Page and application data records:
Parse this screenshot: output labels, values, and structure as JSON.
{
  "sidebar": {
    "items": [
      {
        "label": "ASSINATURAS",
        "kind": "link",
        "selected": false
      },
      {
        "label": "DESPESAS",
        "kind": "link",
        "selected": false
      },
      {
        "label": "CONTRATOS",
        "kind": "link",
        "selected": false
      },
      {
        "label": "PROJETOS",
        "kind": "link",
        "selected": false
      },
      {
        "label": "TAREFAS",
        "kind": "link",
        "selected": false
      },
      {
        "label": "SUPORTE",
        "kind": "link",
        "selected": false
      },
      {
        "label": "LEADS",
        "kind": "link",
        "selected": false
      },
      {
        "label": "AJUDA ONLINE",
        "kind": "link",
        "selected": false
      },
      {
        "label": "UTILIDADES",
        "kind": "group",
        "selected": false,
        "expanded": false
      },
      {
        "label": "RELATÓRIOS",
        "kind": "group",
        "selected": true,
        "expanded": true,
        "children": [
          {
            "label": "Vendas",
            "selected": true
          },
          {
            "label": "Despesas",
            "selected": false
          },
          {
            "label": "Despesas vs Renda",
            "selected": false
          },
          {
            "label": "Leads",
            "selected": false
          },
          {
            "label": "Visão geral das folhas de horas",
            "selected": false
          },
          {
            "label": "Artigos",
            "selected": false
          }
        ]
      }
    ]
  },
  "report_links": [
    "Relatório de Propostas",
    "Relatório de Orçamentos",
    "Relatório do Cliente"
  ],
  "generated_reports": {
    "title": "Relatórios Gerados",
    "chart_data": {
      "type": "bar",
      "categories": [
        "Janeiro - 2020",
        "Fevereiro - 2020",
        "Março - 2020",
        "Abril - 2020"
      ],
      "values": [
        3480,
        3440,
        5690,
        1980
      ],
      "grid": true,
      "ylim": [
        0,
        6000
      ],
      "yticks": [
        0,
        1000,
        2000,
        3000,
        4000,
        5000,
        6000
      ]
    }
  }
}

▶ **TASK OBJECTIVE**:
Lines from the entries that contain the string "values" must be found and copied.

▶ **FINISHED EXERCISE**:
Parse this screenshot: output labels, values, and structure as JSON.
      "values": [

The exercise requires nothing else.